(TASK GOAL) All entries below must be reproduced without a single change.

(LISTED RECORDS)
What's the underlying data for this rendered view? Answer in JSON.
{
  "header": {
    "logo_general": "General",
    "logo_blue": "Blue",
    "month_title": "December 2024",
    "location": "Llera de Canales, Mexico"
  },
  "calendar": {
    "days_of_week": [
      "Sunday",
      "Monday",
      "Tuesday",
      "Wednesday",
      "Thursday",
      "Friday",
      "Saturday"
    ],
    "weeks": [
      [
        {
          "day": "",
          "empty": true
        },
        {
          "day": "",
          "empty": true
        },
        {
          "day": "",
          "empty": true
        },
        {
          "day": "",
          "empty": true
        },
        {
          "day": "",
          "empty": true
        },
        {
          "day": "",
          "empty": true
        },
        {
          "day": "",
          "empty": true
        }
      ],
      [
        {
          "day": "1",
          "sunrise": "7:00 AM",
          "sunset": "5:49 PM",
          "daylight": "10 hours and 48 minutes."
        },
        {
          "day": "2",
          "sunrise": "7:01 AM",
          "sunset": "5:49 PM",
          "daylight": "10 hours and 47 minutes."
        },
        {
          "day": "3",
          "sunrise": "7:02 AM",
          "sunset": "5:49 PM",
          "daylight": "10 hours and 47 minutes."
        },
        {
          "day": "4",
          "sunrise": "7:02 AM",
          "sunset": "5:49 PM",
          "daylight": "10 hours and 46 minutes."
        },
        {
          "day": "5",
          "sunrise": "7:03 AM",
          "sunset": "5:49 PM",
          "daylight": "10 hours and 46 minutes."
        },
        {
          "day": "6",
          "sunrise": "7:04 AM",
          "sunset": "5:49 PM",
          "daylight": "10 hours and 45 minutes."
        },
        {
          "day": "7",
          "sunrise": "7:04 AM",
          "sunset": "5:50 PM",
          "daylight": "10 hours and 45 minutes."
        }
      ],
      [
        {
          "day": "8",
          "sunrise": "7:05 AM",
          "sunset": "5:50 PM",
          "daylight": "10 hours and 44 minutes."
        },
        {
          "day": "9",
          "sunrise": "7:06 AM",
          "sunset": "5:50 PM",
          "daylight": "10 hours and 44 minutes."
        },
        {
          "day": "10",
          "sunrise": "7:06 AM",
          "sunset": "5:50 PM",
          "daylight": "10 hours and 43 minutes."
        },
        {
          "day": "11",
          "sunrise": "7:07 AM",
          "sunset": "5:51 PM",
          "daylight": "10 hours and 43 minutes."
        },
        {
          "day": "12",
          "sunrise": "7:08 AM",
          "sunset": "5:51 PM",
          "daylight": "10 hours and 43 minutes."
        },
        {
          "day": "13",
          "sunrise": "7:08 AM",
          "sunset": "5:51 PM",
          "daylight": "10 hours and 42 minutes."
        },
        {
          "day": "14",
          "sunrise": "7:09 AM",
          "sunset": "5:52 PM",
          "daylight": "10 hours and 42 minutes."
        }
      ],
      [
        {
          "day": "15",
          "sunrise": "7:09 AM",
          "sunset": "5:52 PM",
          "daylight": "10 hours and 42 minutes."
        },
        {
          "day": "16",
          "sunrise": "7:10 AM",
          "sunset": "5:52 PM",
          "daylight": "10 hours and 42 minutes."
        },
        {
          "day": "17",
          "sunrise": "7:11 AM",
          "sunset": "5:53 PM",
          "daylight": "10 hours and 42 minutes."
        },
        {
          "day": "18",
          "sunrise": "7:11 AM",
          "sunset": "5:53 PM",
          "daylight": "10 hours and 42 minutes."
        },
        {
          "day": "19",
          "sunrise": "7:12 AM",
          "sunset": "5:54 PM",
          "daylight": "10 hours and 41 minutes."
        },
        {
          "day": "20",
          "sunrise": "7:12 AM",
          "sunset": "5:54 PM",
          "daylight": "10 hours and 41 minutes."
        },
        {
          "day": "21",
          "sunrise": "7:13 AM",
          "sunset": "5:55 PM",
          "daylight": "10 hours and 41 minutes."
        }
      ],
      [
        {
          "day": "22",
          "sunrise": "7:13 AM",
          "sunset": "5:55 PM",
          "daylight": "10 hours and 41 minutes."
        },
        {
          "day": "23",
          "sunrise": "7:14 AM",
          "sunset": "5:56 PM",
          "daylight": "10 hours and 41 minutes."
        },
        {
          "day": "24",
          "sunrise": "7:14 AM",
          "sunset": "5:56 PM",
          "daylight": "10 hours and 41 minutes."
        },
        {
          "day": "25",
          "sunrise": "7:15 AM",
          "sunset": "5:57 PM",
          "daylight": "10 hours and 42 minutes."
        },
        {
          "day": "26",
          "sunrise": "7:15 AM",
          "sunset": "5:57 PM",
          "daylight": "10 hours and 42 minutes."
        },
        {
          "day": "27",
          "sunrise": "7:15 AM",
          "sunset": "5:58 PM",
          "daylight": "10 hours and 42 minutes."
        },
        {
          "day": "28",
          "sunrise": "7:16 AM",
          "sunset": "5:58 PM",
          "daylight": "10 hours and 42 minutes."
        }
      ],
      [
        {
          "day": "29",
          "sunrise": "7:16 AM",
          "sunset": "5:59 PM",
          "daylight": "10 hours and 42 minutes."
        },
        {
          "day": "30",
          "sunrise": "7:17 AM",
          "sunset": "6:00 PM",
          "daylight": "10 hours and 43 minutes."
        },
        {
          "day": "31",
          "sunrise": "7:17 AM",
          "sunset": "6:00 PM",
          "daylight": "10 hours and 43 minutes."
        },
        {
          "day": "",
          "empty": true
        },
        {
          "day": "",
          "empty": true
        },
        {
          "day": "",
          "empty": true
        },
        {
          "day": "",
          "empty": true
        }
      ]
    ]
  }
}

(RESULT OF THE TASK)
What's the underlying data for this rendered view? Answer in JSON.
{
  "header": {
    "logo_general": "General",
    "logo_blue": "Blue",
    "month_title": "December 2024",
    "location": "Llera de Canales, Mexico"
  },
  "calendar": {
    "days_of_week": [
      "Sunday",
      "Monday",
      "Tuesday",
      "Wednesday",
      "Thursday",
      "Friday",
      "Saturday"
    ],
    "weeks": [
      [
        {
          "day": "",
          "empty": true
        },
        {
          "day": "",
          "empty": true
        },
        {
          "day": "",
          "empty": true
        },
        {
          "day": "",
          "empty": true
        },
        {
          "day": "",
          "empty": true
        },
        {
          "day": "",
          "empty": true
        },
        {
          "day": "",
          "empty": true
        }
      ],
      [
        {
          "day": "1",
          "sunrise": "7:00 AM",
          "sunset": "5:49 PM",
          "daylight": "10 hours and 48 minutes."
        },
        {
          "day": "2",
          "sunrise": "7:01 AM",
          "sunset": "5:49 PM",
          "daylight": "10 hours and 47 minutes."
        },
        {
          "day": "3",
          "sunrise": "7:02 AM",
          "sunset": "5:49 PM",
          "daylight": "10 hours and 47 minutes."
        },
        {
          "day": "4",
          "sunrise": "7:02 AM",
          "sunset": "5:49 PM",
          "daylight": "10 hours and 46 minutes."
        },
        {
          "day": "5",
          "sunrise": "7:03 AM",
          "sunset": "5:49 PM",
          "daylight": "10 hours and 46 minutes."
        },
        {
          "day": "6",
          "sunrise": "7:04 AM",
          "sunset": "5:49 PM",
          "daylight": "10 hours and 45 minutes."
        },
        {
          "day": "7",
          "sunrise": "7:04 AM",
          "sunset": "5:50 PM",
          "daylight": "10 hours and 45 minutes."
        }
      ],
      [
        {
          "day": "8",
          "sunrise": "7:05 AM",
          "sunset": "5:50 PM",
          "daylight": "10 hours and 44 minutes."
        },
        {
          "day": "9",
          "sunrise": "7:06 AM",
          "sunset": "5:50 PM",
          "daylight": "10 hours and 44 minutes."
        },
        {
          "day": "10",
          "sunrise": "7:06 AM",
          "sunset": "5:50 PM",
          "daylight": "10 hours and 43 minutes."
        },
        {
          "day": "11",
          "sunrise": "7:07 AM",
          "sunset": "5:51 PM",
          "daylight": "10 hours and 43 minutes."
        },
        {
          "day": "12",
          "sunrise": "7:08 AM",
          "sunset": "5:51 PM",
          "daylight": "10 hours and 43 minutes."
        },
        {
          "day": "13",
          "sunrise": "7:08 AM",
          "sunset": "5:51 PM",
          "daylight": "10 hours and 42 minutes."
        },
        {
          "day": "14",
          "sunrise": "7:09 AM",
          "sunset": "5:52 PM",
          "daylight": "10 hours and 42 minutes."
        }
      ],
      [
        {
          "day": "15",
          "sunrise": "7:09 AM",
          "sunset": "5:52 PM",
          "daylight": "10 hours and 42 minutes."
        },
        {
          "day": "16",
          "sunrise": "7:10 AM",
          "sunset": "5:52 PM",
          "daylight": "10 hours and 42 minutes."
        },
        {
          "day": "17",
          "sunrise": "7:11 AM",
          "sunset": "5:53 PM",
          "daylight": "10 hours and 42 minutes."
        },
        {
          "day": "18",
          "sunrise": "7:11 AM",
          "sunset": "5:53 PM",
          "daylight": "10 hours and 42 minutes."
        },
        {
          "day": "19",
          "sunrise": "7:12 AM",
          "sunset": "5:54 PM",
          "daylight": "10 hours and 41 minutes."
        },
        {
          "day": "20",
          "sunrise": "7:12 AM",
          "sunset": "5:54 PM",
          "daylight": "10 hours and 41 minutes."
        },
        {
          "day": "21",
          "sunrise": "7:13 AM",
          "sunset": "5:55 PM",
          "daylight": "10 hours and 41 minutes."
        }
      ],
      [
        {
          "day": "22",
          "sunrise": "7:13 AM",
          "sunset": "5:55 PM",
          "daylight": "10 hours and 41 minutes."
        },
        {
          "day": "23",
          "sunrise": "7:14 AM",
          "sunset": "5:56 PM",
          "daylight": "10 hours and 41 minutes."
        },
        {
          "day": "24",
          "sunrise": "7:14 AM",
          "sunset": "5:56 PM",
          "daylight": "10 hours and 41 minutes."
        },
        {
          "day": "25",
          "sunrise": "7:15 AM",
          "sunset": "5:57 PM",
          "daylight": "10 hours and 42 minutes."
        },
        {
          "day": "26",
          "sunrise": "7:15 AM",
          "sunset": "5:57 PM",
          "daylight": "10 hours and 42 minutes."
        },
        {
          "day": "27",
          "sunrise": "7:15 AM",
          "sunset": "5:58 PM",
          "daylight": "10 hours and 42 minutes."
        },
        {
          "day": "28",
          "sunrise": "7:16 AM",
          "sunset": "5:58 PM",
          "daylight": "10 hours and 42 minutes."
        }
      ],
      [
        {
          "day": "29",
          "sunrise": "7:16 AM",
          "sunset": "5:59 PM",
          "daylight": "10 hours and 42 minutes."
        },
        {
          "day": "30",
          "sunrise": "7:17 AM",
          "sunset": "6:00 PM",
          "daylight": "10 hours and 43 minutes."
        },
        {
          "day": "31",
          "sunrise": "7:17 AM",
          "sunset": "6:00 PM",
          "daylight": "10 hours and 43 minutes."
        },
        {
          "day": "",
          "empty": true
        },
        {
          "day": "",
          "empty": true
        },
        {
          "day": "",
          "empty": true
        },
        {
          "day": "",
          "empty": true
        }
      ]
    ]
  }
}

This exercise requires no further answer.